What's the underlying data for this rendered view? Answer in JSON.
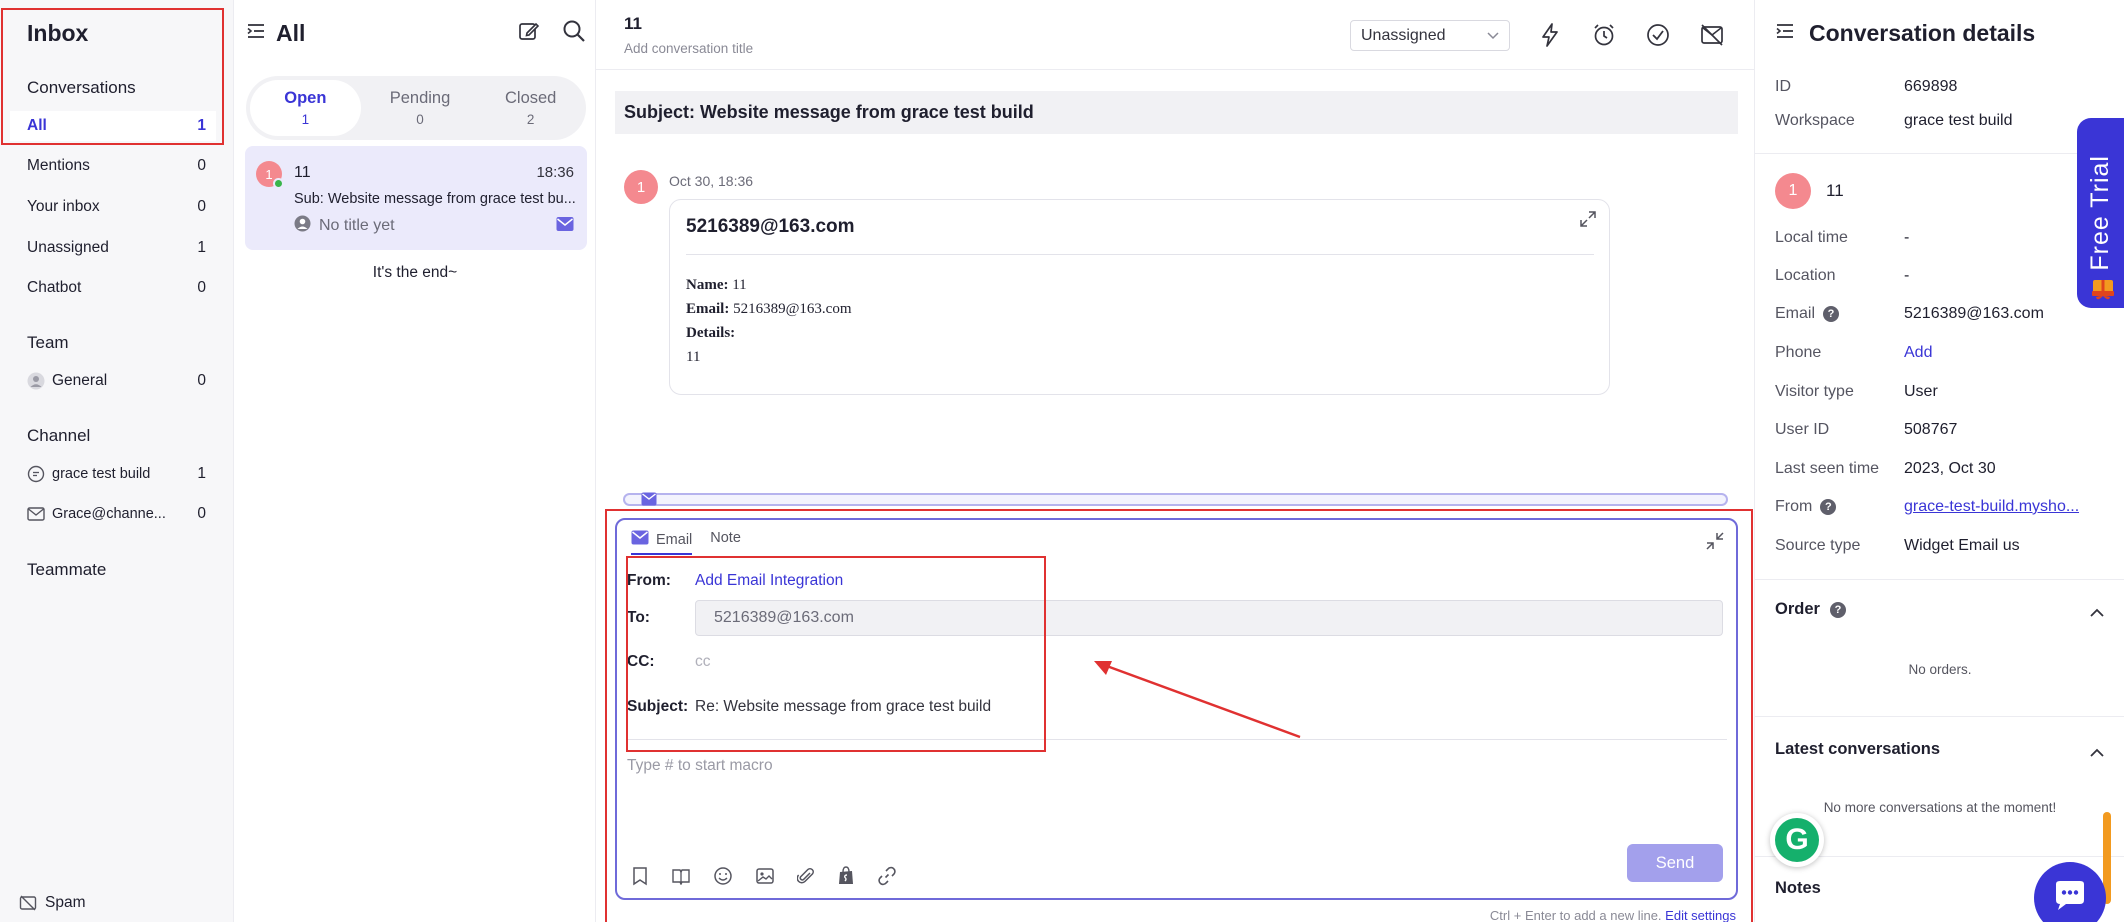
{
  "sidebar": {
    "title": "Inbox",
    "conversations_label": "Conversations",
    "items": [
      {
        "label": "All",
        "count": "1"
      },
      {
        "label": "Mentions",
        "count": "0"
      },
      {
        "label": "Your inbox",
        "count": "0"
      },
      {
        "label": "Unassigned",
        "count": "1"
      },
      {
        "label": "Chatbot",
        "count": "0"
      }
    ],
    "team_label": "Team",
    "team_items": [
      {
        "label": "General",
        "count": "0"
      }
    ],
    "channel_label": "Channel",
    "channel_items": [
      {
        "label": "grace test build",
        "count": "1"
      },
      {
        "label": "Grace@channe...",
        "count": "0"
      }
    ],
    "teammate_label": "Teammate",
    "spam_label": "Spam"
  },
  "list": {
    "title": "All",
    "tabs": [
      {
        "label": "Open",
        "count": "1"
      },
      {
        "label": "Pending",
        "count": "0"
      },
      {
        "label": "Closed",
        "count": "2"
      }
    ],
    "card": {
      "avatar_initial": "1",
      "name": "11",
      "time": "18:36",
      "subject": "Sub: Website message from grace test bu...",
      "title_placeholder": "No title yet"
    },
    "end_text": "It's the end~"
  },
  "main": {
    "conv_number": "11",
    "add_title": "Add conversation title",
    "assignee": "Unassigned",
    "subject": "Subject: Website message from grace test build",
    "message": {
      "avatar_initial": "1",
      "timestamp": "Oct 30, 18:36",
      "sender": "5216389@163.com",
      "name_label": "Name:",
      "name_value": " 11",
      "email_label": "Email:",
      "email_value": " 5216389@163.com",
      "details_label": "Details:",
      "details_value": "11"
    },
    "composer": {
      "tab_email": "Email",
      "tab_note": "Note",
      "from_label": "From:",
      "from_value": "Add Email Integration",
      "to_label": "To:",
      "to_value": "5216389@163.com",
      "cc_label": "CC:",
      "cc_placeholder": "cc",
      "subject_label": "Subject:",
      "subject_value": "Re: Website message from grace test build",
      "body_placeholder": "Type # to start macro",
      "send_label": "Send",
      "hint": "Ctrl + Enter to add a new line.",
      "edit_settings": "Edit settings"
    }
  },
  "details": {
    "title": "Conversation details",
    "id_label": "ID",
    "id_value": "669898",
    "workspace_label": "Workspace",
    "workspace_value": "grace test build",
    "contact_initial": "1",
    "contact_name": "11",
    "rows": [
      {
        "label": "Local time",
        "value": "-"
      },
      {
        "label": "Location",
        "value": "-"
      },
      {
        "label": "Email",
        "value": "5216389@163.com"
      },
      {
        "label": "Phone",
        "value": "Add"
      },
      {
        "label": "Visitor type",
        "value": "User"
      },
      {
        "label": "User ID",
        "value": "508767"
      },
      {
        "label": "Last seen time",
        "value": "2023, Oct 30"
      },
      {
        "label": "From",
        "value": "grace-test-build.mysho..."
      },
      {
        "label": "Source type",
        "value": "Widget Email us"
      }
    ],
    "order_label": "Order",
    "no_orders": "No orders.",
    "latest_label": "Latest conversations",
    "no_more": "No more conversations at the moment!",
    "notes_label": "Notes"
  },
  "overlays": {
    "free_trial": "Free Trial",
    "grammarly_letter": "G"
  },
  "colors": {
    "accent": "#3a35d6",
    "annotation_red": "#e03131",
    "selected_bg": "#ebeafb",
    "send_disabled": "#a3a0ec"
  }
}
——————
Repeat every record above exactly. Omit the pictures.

- [Exercise result]:
What's the underlying data for this rendered view? Answer in JSON.
{
  "sidebar": {
    "title": "Inbox",
    "conversations_label": "Conversations",
    "items": [
      {
        "label": "All",
        "count": "1"
      },
      {
        "label": "Mentions",
        "count": "0"
      },
      {
        "label": "Your inbox",
        "count": "0"
      },
      {
        "label": "Unassigned",
        "count": "1"
      },
      {
        "label": "Chatbot",
        "count": "0"
      }
    ],
    "team_label": "Team",
    "team_items": [
      {
        "label": "General",
        "count": "0"
      }
    ],
    "channel_label": "Channel",
    "channel_items": [
      {
        "label": "grace test build",
        "count": "1"
      },
      {
        "label": "Grace@channe...",
        "count": "0"
      }
    ],
    "teammate_label": "Teammate",
    "spam_label": "Spam"
  },
  "list": {
    "title": "All",
    "tabs": [
      {
        "label": "Open",
        "count": "1"
      },
      {
        "label": "Pending",
        "count": "0"
      },
      {
        "label": "Closed",
        "count": "2"
      }
    ],
    "card": {
      "avatar_initial": "1",
      "name": "11",
      "time": "18:36",
      "subject": "Sub: Website message from grace test bu...",
      "title_placeholder": "No title yet"
    },
    "end_text": "It's the end~"
  },
  "main": {
    "conv_number": "11",
    "add_title": "Add conversation title",
    "assignee": "Unassigned",
    "subject": "Subject: Website message from grace test build",
    "message": {
      "avatar_initial": "1",
      "timestamp": "Oct 30, 18:36",
      "sender": "5216389@163.com",
      "name_label": "Name:",
      "name_value": " 11",
      "email_label": "Email:",
      "email_value": " 5216389@163.com",
      "details_label": "Details:",
      "details_value": "11"
    },
    "composer": {
      "tab_email": "Email",
      "tab_note": "Note",
      "from_label": "From:",
      "from_value": "Add Email Integration",
      "to_label": "To:",
      "to_value": "5216389@163.com",
      "cc_label": "CC:",
      "cc_placeholder": "cc",
      "subject_label": "Subject:",
      "subject_value": "Re: Website message from grace test build",
      "body_placeholder": "Type # to start macro",
      "send_label": "Send",
      "hint": "Ctrl + Enter to add a new line.",
      "edit_settings": "Edit settings"
    }
  },
  "details": {
    "title": "Conversation details",
    "id_label": "ID",
    "id_value": "669898",
    "workspace_label": "Workspace",
    "workspace_value": "grace test build",
    "contact_initial": "1",
    "contact_name": "11",
    "rows": [
      {
        "label": "Local time",
        "value": "-"
      },
      {
        "label": "Location",
        "value": "-"
      },
      {
        "label": "Email",
        "value": "5216389@163.com"
      },
      {
        "label": "Phone",
        "value": "Add"
      },
      {
        "label": "Visitor type",
        "value": "User"
      },
      {
        "label": "User ID",
        "value": "508767"
      },
      {
        "label": "Last seen time",
        "value": "2023, Oct 30"
      },
      {
        "label": "From",
        "value": "grace-test-build.mysho..."
      },
      {
        "label": "Source type",
        "value": "Widget Email us"
      }
    ],
    "order_label": "Order",
    "no_orders": "No orders.",
    "latest_label": "Latest conversations",
    "no_more": "No more conversations at the moment!",
    "notes_label": "Notes"
  },
  "overlays": {
    "free_trial": "Free Trial",
    "grammarly_letter": "G"
  },
  "colors": {
    "accent": "#3a35d6",
    "annotation_red": "#e03131",
    "selected_bg": "#ebeafb",
    "send_disabled": "#a3a0ec"
  }
}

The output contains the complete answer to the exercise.